----- Records for the task -----

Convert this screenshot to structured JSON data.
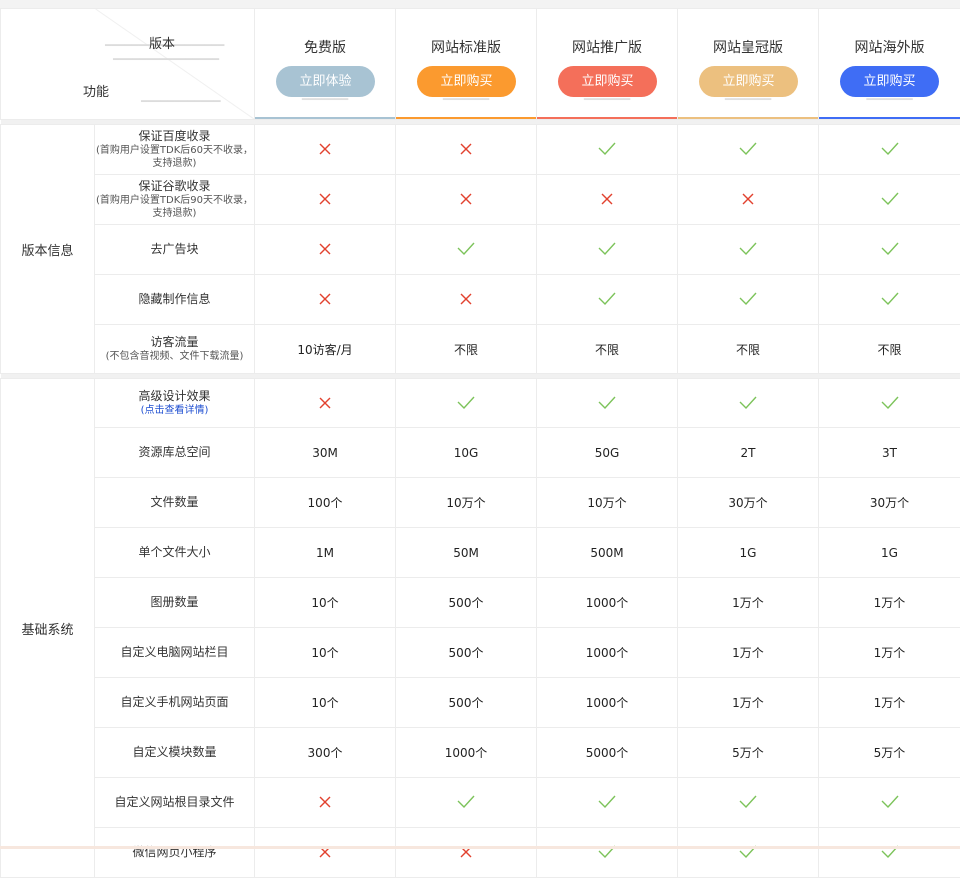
{
  "header": {
    "version_label": "版本",
    "feature_label": "功能",
    "plans": [
      {
        "name": "免费版",
        "button": "立即体验",
        "color": "#a8c3d3",
        "line": "#a8c3d3"
      },
      {
        "name": "网站标准版",
        "button": "立即购买",
        "color": "#fb9a2f",
        "line": "#fb9a2f"
      },
      {
        "name": "网站推广版",
        "button": "立即购买",
        "color": "#f46f5a",
        "line": "#f46f5a"
      },
      {
        "name": "网站皇冠版",
        "button": "立即购买",
        "color": "#ecc07f",
        "line": "#ecc07f"
      },
      {
        "name": "网站海外版",
        "button": "立即购买",
        "color": "#3f6df5",
        "line": "#3f6df5"
      }
    ]
  },
  "sections": [
    {
      "name": "版本信息",
      "rows": [
        {
          "feature": "保证百度收录",
          "note": "(首购用户设置TDK后60天不收录，支持退款)",
          "values": [
            "x",
            "x",
            "ok",
            "ok",
            "ok"
          ]
        },
        {
          "feature": "保证谷歌收录",
          "note": "(首购用户设置TDK后90天不收录，支持退款)",
          "values": [
            "x",
            "x",
            "x",
            "x",
            "ok"
          ]
        },
        {
          "feature": "去广告块",
          "values": [
            "x",
            "ok",
            "ok",
            "ok",
            "ok"
          ]
        },
        {
          "feature": "隐藏制作信息",
          "values": [
            "x",
            "x",
            "ok",
            "ok",
            "ok"
          ]
        },
        {
          "feature": "访客流量",
          "note": "(不包含音视频、文件下载流量)",
          "values": [
            "10访客/月",
            "不限",
            "不限",
            "不限",
            "不限"
          ]
        }
      ]
    },
    {
      "name": "基础系统",
      "rows": [
        {
          "feature": "高级设计效果",
          "link": "(点击查看详情)",
          "values": [
            "x",
            "ok",
            "ok",
            "ok",
            "ok"
          ]
        },
        {
          "feature": "资源库总空间",
          "values": [
            "30M",
            "10G",
            "50G",
            "2T",
            "3T"
          ]
        },
        {
          "feature": "文件数量",
          "values": [
            "100个",
            "10万个",
            "10万个",
            "30万个",
            "30万个"
          ]
        },
        {
          "feature": "单个文件大小",
          "values": [
            "1M",
            "50M",
            "500M",
            "1G",
            "1G"
          ]
        },
        {
          "feature": "图册数量",
          "values": [
            "10个",
            "500个",
            "1000个",
            "1万个",
            "1万个"
          ]
        },
        {
          "feature": "自定义电脑网站栏目",
          "values": [
            "10个",
            "500个",
            "1000个",
            "1万个",
            "1万个"
          ]
        },
        {
          "feature": "自定义手机网站页面",
          "values": [
            "10个",
            "500个",
            "1000个",
            "1万个",
            "1万个"
          ]
        },
        {
          "feature": "自定义模块数量",
          "values": [
            "300个",
            "1000个",
            "5000个",
            "5万个",
            "5万个"
          ]
        },
        {
          "feature": "自定义网站根目录文件",
          "values": [
            "x",
            "ok",
            "ok",
            "ok",
            "ok"
          ]
        },
        {
          "feature": "微信网页小程序",
          "values": [
            "x",
            "x",
            "ok",
            "ok",
            "ok"
          ]
        }
      ]
    }
  ],
  "icons": {
    "x": "cross-icon",
    "ok": "check-icon"
  },
  "colors": {
    "cross": "#e2412f",
    "check": "#7cc35a"
  }
}
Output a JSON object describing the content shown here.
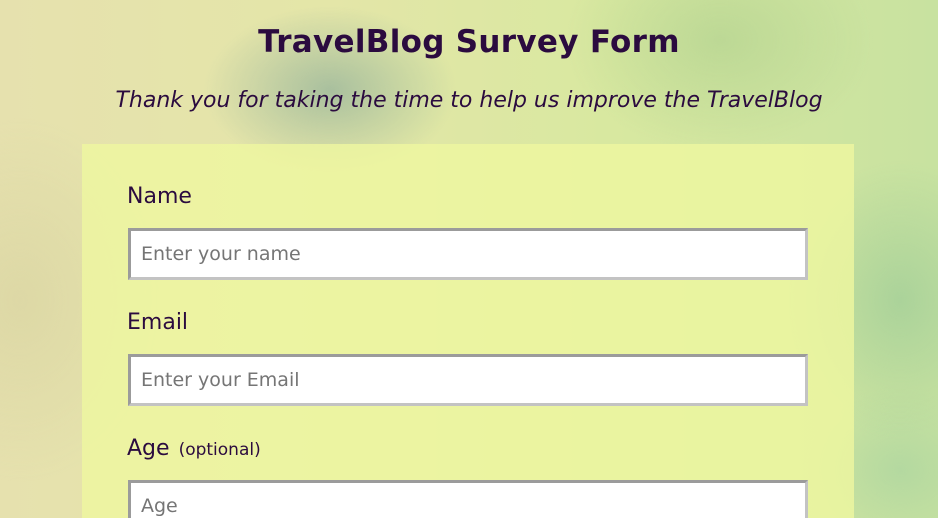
{
  "header": {
    "title": "TravelBlog Survey Form",
    "description": "Thank you for taking the time to help us improve the TravelBlog"
  },
  "form": {
    "name": {
      "label": "Name",
      "placeholder": "Enter your name",
      "value": ""
    },
    "email": {
      "label": "Email",
      "placeholder": "Enter your Email",
      "value": ""
    },
    "age": {
      "label": "Age",
      "optional_note": "(optional)",
      "placeholder": "Age",
      "value": ""
    }
  },
  "colors": {
    "text": "#2b0b3f",
    "panel": "#eef6a0",
    "input_border": "#c3c3c3"
  }
}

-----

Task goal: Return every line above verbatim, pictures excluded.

Exercise result:
Convert this screenshot to structured JSON data.
{
  "header": {
    "version_label": "版本",
    "feature_label": "功能",
    "plans": [
      {
        "name": "免费版",
        "button": "立即体验",
        "color": "#a8c3d3",
        "line": "#a8c3d3"
      },
      {
        "name": "网站标准版",
        "button": "立即购买",
        "color": "#fb9a2f",
        "line": "#fb9a2f"
      },
      {
        "name": "网站推广版",
        "button": "立即购买",
        "color": "#f46f5a",
        "line": "#f46f5a"
      },
      {
        "name": "网站皇冠版",
        "button": "立即购买",
        "color": "#ecc07f",
        "line": "#ecc07f"
      },
      {
        "name": "网站海外版",
        "button": "立即购买",
        "color": "#3f6df5",
        "line": "#3f6df5"
      }
    ]
  },
  "sections": [
    {
      "name": "版本信息",
      "rows": [
        {
          "feature": "保证百度收录",
          "note": "(首购用户设置TDK后60天不收录，支持退款)",
          "values": [
            "x",
            "x",
            "ok",
            "ok",
            "ok"
          ]
        },
        {
          "feature": "保证谷歌收录",
          "note": "(首购用户设置TDK后90天不收录，支持退款)",
          "values": [
            "x",
            "x",
            "x",
            "x",
            "ok"
          ]
        },
        {
          "feature": "去广告块",
          "values": [
            "x",
            "ok",
            "ok",
            "ok",
            "ok"
          ]
        },
        {
          "feature": "隐藏制作信息",
          "values": [
            "x",
            "x",
            "ok",
            "ok",
            "ok"
          ]
        },
        {
          "feature": "访客流量",
          "note": "(不包含音视频、文件下载流量)",
          "values": [
            "10访客/月",
            "不限",
            "不限",
            "不限",
            "不限"
          ]
        }
      ]
    },
    {
      "name": "基础系统",
      "rows": [
        {
          "feature": "高级设计效果",
          "link": "(点击查看详情)",
          "values": [
            "x",
            "ok",
            "ok",
            "ok",
            "ok"
          ]
        },
        {
          "feature": "资源库总空间",
          "values": [
            "30M",
            "10G",
            "50G",
            "2T",
            "3T"
          ]
        },
        {
          "feature": "文件数量",
          "values": [
            "100个",
            "10万个",
            "10万个",
            "30万个",
            "30万个"
          ]
        },
        {
          "feature": "单个文件大小",
          "values": [
            "1M",
            "50M",
            "500M",
            "1G",
            "1G"
          ]
        },
        {
          "feature": "图册数量",
          "values": [
            "10个",
            "500个",
            "1000个",
            "1万个",
            "1万个"
          ]
        },
        {
          "feature": "自定义电脑网站栏目",
          "values": [
            "10个",
            "500个",
            "1000个",
            "1万个",
            "1万个"
          ]
        },
        {
          "feature": "自定义手机网站页面",
          "values": [
            "10个",
            "500个",
            "1000个",
            "1万个",
            "1万个"
          ]
        },
        {
          "feature": "自定义模块数量",
          "values": [
            "300个",
            "1000个",
            "5000个",
            "5万个",
            "5万个"
          ]
        },
        {
          "feature": "自定义网站根目录文件",
          "values": [
            "x",
            "ok",
            "ok",
            "ok",
            "ok"
          ]
        },
        {
          "feature": "微信网页小程序",
          "values": [
            "x",
            "x",
            "ok",
            "ok",
            "ok"
          ]
        }
      ]
    }
  ],
  "icons": {
    "x": "cross-icon",
    "ok": "check-icon"
  },
  "colors": {
    "cross": "#e2412f",
    "check": "#7cc35a"
  }
}
Output a JSON object describing the content shown here.
{
  "header": {
    "title": "TravelBlog Survey Form",
    "description": "Thank you for taking the time to help us improve the TravelBlog"
  },
  "form": {
    "name": {
      "label": "Name",
      "placeholder": "Enter your name",
      "value": ""
    },
    "email": {
      "label": "Email",
      "placeholder": "Enter your Email",
      "value": ""
    },
    "age": {
      "label": "Age",
      "optional_note": "(optional)",
      "placeholder": "Age",
      "value": ""
    }
  },
  "colors": {
    "text": "#2b0b3f",
    "panel": "#eef6a0",
    "input_border": "#c3c3c3"
  }
}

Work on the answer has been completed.